The "Big Blow-Up" of 1910
Wednesday April 13, 2005
By Jeff LaLande
Welcome to As It Was: Tales from the State of Jefferson
2005 marks the Centennial of the U.S. Forest Service. In 100 years of fighting forest fires, there's never been a year quite like 1910.
By mid-August of that year, hundreds of forest fires in the Pacific Northwest choked the valleys and obscured the mountains from view. Lightning, accidents, and arson all played a part in this region-wide conflagration.
Companies of regular U.S. Army troops from Vancouver Barracks and the San Francisco Presidio arrived by special trains to join alongside Forest Service rangers fighting the "Ashland Creek" fire near Ashland, the "South Fork" Fire near Prospect, and the "Cat Hill" Fire east of Butte Falls.
Although damage and death was far less in southern Oregon than it was in northern Idaho, the fledgling U. S. Forest Service office in Medford needed all the help it could get. Local ranchers and farmhands, businessmen, hoboes passing through, Greek railroad workers--even the drink-sodden denizens of Medford saloons signed on to fight the fires. Their weapons: ordinary garden rakes, hoes, and shovels.

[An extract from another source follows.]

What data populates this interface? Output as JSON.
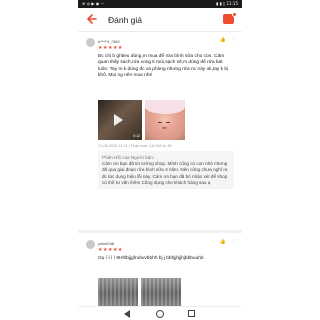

A dirty, tiring, and dangerous job lay ahead.
Before the end September, not only had millions of acres of pine-and-fir forest across the Northwest gone up in smoke, but more than eighty people perished in the flames, and entire towns burned to the ground.
Today's episode of As It Was was written by Jeff LaLande for the Rogue River-Siskiyou National Forest, the program engineer is Raymond Scully. I'm Shirley Patton. As It was is a co-production of JPR and the Southern Oregon Historical Society. To Share stories or learn more about the series visit asitwas - dot- org
Rogue River-Siskiyou National Forest